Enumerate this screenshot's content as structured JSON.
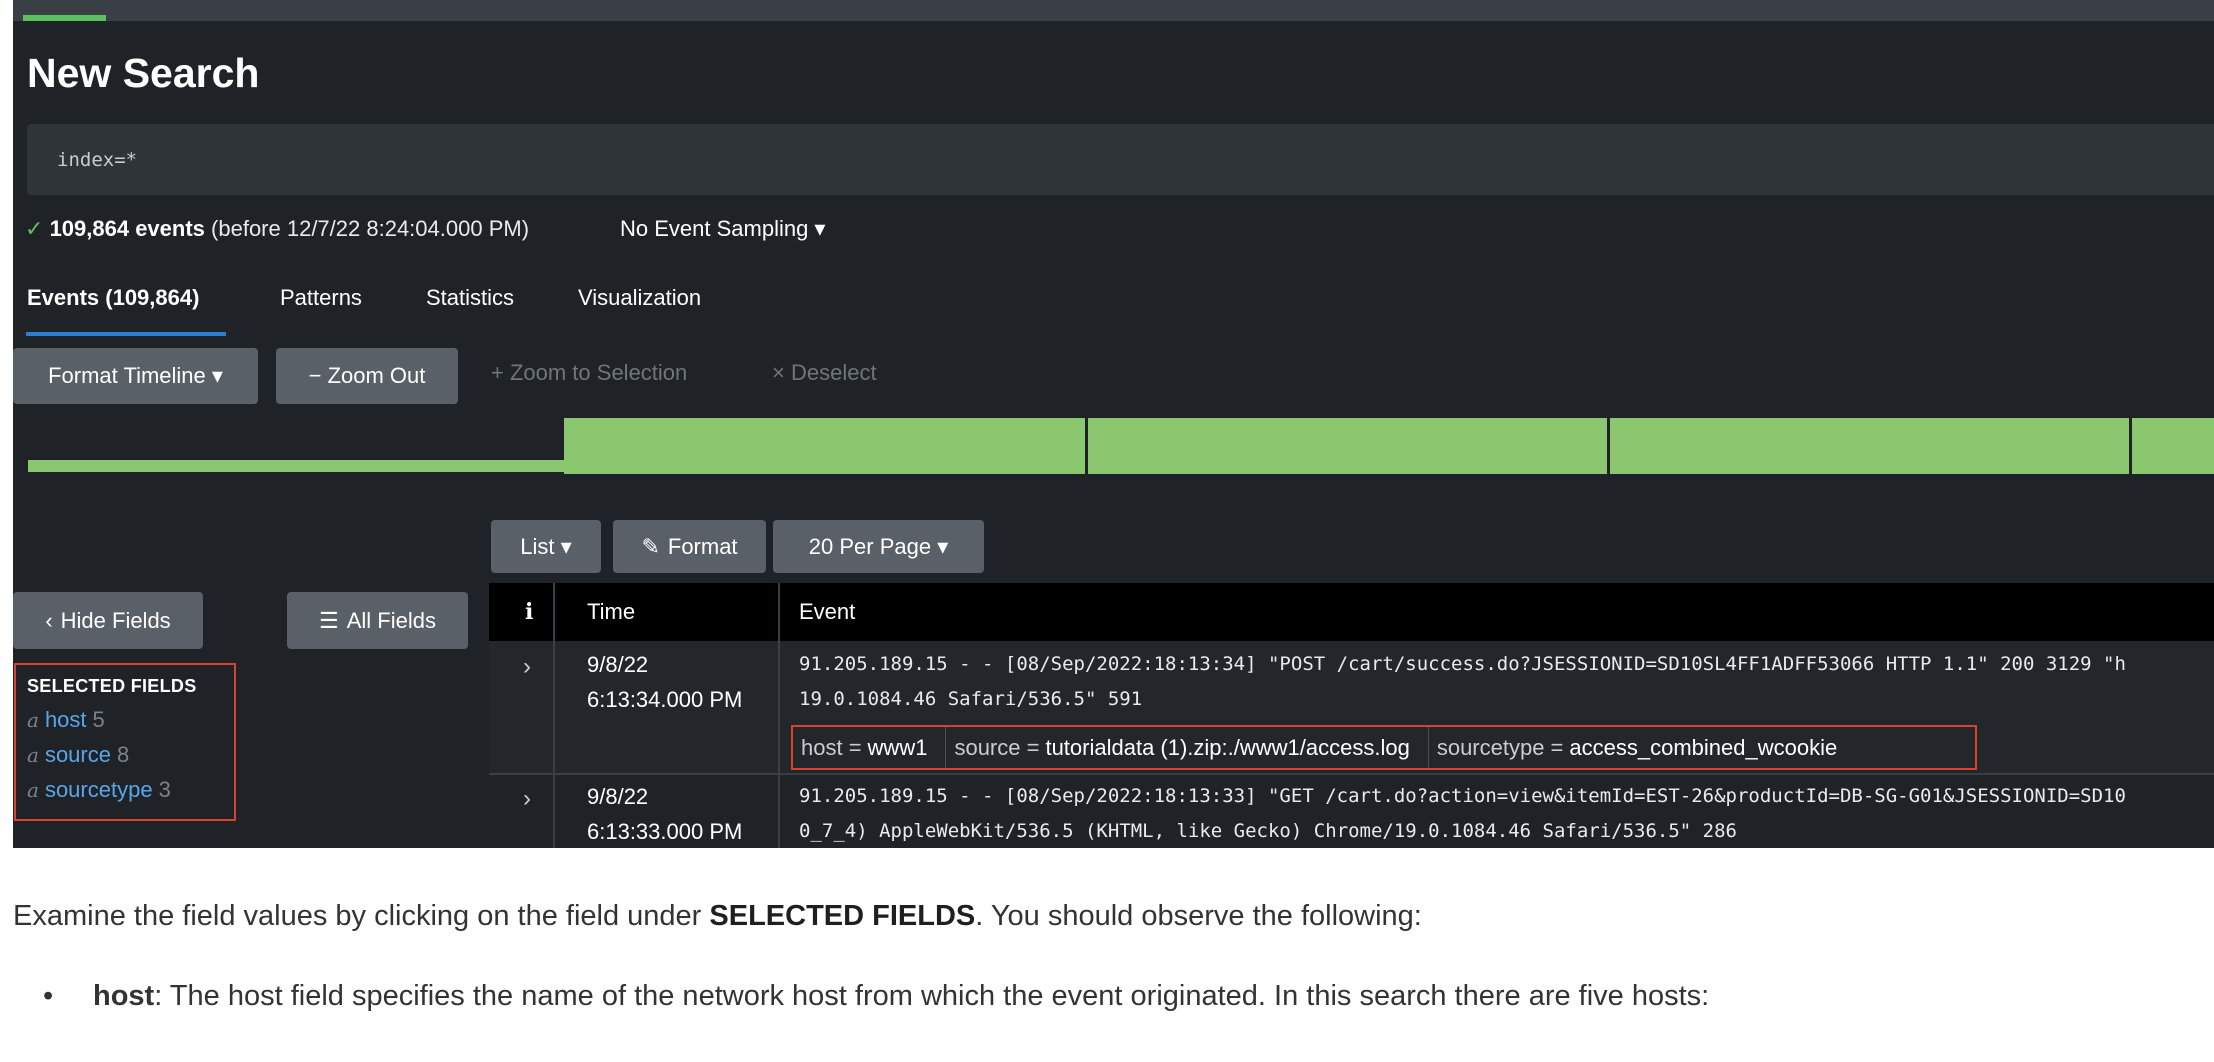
{
  "header": {
    "title": "New Search"
  },
  "search": {
    "value": "index=*"
  },
  "status": {
    "check": "✓",
    "count": "109,864 events",
    "before": "(before 12/7/22 8:24:04.000 PM)",
    "sampling": "No Event Sampling ▾"
  },
  "tabs": [
    "Events (109,864)",
    "Patterns",
    "Statistics",
    "Visualization"
  ],
  "timeline_toolbar": {
    "format": "Format Timeline ▾",
    "zoom_out": "− Zoom Out",
    "zoom_selection": "+ Zoom to Selection",
    "deselect": "× Deselect"
  },
  "results_toolbar": {
    "list": "List ▾",
    "format": "Format",
    "per_page": "20 Per Page ▾"
  },
  "sidebar": {
    "hide_fields": "Hide Fields",
    "all_fields": "All Fields",
    "selected_header": "SELECTED FIELDS",
    "fields": [
      {
        "type": "a",
        "name": "host",
        "count": "5"
      },
      {
        "type": "a",
        "name": "source",
        "count": "8"
      },
      {
        "type": "a",
        "name": "sourcetype",
        "count": "3"
      }
    ]
  },
  "table": {
    "headers": {
      "info": "i",
      "time": "Time",
      "event": "Event"
    },
    "rows": [
      {
        "date": "9/8/22",
        "time": "6:13:34.000 PM",
        "line1": "91.205.189.15 - - [08/Sep/2022:18:13:34] \"POST /cart/success.do?JSESSIONID=SD10SL4FF1ADFF53066 HTTP 1.1\" 200 3129 \"h",
        "line2": "19.0.1084.46 Safari/536.5\" 591",
        "fields": {
          "host_key": "host =",
          "host_val": "www1",
          "source_key": "source =",
          "source_val": "tutorialdata (1).zip:./www1/access.log",
          "sourcetype_key": "sourcetype =",
          "sourcetype_val": "access_combined_wcookie"
        }
      },
      {
        "date": "9/8/22",
        "time": "6:13:33.000 PM",
        "line1": "91.205.189.15 - - [08/Sep/2022:18:13:33] \"GET /cart.do?action=view&itemId=EST-26&productId=DB-SG-G01&JSESSIONID=SD10",
        "line2": "0_7_4) AppleWebKit/536.5 (KHTML, like Gecko) Chrome/19.0.1084.46 Safari/536.5\" 286"
      }
    ]
  },
  "doc": {
    "p1_before": "Examine the field values by clicking on the field under ",
    "p1_bold": "SELECTED FIELDS",
    "p1_after": ". You should observe the following:",
    "bullet_bold": "host",
    "bullet_rest": ": The host field specifies the name of the network host from which the event originated. In this search there are five hosts:"
  },
  "colors": {
    "accent_green": "#8ac76e",
    "highlight_red": "#d8432f",
    "link_blue": "#5aa5e8"
  }
}
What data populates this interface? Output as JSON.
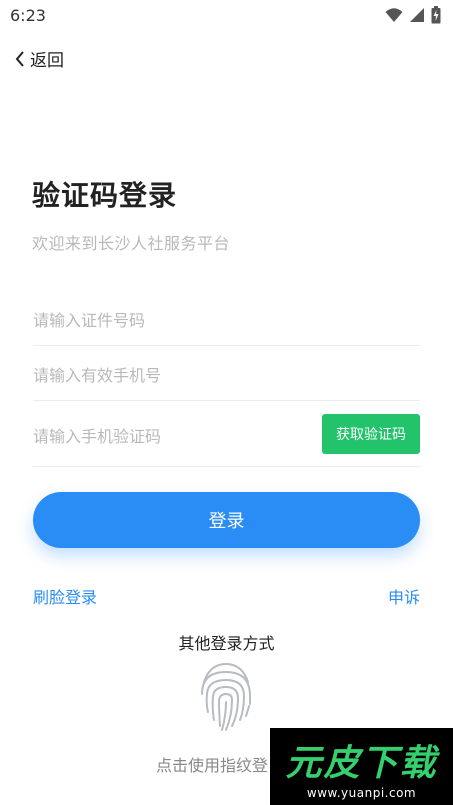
{
  "status_bar": {
    "time": "6:23",
    "icons": [
      "wifi-icon",
      "cellular-signal-icon",
      "battery-charging-icon"
    ]
  },
  "nav": {
    "back_label": "返回"
  },
  "header": {
    "title": "验证码登录",
    "subtitle": "欢迎来到长沙人社服务平台"
  },
  "form": {
    "id_number_placeholder": "请输入证件号码",
    "phone_placeholder": "请输入有效手机号",
    "code_placeholder": "请输入手机验证码",
    "get_code_label": "获取验证码",
    "login_label": "登录"
  },
  "links": {
    "face_login": "刷脸登录",
    "appeal": "申诉"
  },
  "other_methods": {
    "title": "其他登录方式",
    "fingerprint_label": "点击使用指纹登"
  },
  "watermark": {
    "logo_text": "元皮下载",
    "url": "www.yuanpi.com"
  },
  "colors": {
    "primary": "#2a8df5",
    "success": "#22c36b",
    "placeholder": "#b9b9b9"
  }
}
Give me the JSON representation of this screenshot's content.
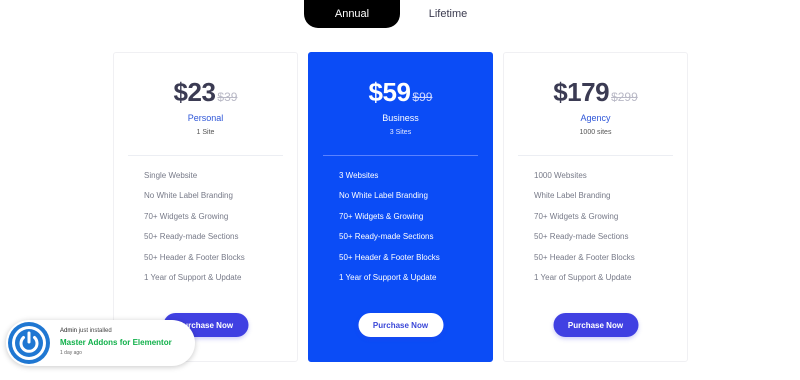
{
  "billing_toggle": {
    "annual_label": "Annual",
    "lifetime_label": "Lifetime",
    "selected": "Annual"
  },
  "plans": [
    {
      "price": "$23",
      "old_price": "$39",
      "name": "Personal",
      "sites": "1 Site",
      "features": [
        "Single Website",
        "No White Label Branding",
        "70+ Widgets & Growing",
        "50+ Ready-made Sections",
        "50+ Header & Footer Blocks",
        "1 Year of Support & Update"
      ],
      "button": "Purchase Now"
    },
    {
      "price": "$59",
      "old_price": "$99",
      "name": "Business",
      "sites": "3 Sites",
      "features": [
        "3 Websites",
        "No White Label Branding",
        "70+ Widgets & Growing",
        "50+ Ready-made Sections",
        "50+ Header & Footer Blocks",
        "1 Year of Support & Update"
      ],
      "button": "Purchase Now"
    },
    {
      "price": "$179",
      "old_price": "$299",
      "name": "Agency",
      "sites": "1000 sites",
      "features": [
        "1000 Websites",
        "White Label Branding",
        "70+ Widgets & Growing",
        "50+ Ready-made Sections",
        "50+ Header & Footer Blocks",
        "1 Year of Support & Update"
      ],
      "button": "Purchase Now"
    }
  ],
  "notification": {
    "user": "Admin",
    "action": "just installed",
    "product": "Master Addons for Elementor",
    "time": "1 day ago",
    "icon": "power-logo-icon"
  },
  "colors": {
    "featured_bg": "#0b4cf6",
    "button_bg": "#4040e2",
    "toggle_active": "#000000",
    "notification_product": "#10b04a"
  }
}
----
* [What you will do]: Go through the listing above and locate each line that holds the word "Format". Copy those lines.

* [Answer section]:
    "format": "Format Timeline ▾",
    "format": "Format",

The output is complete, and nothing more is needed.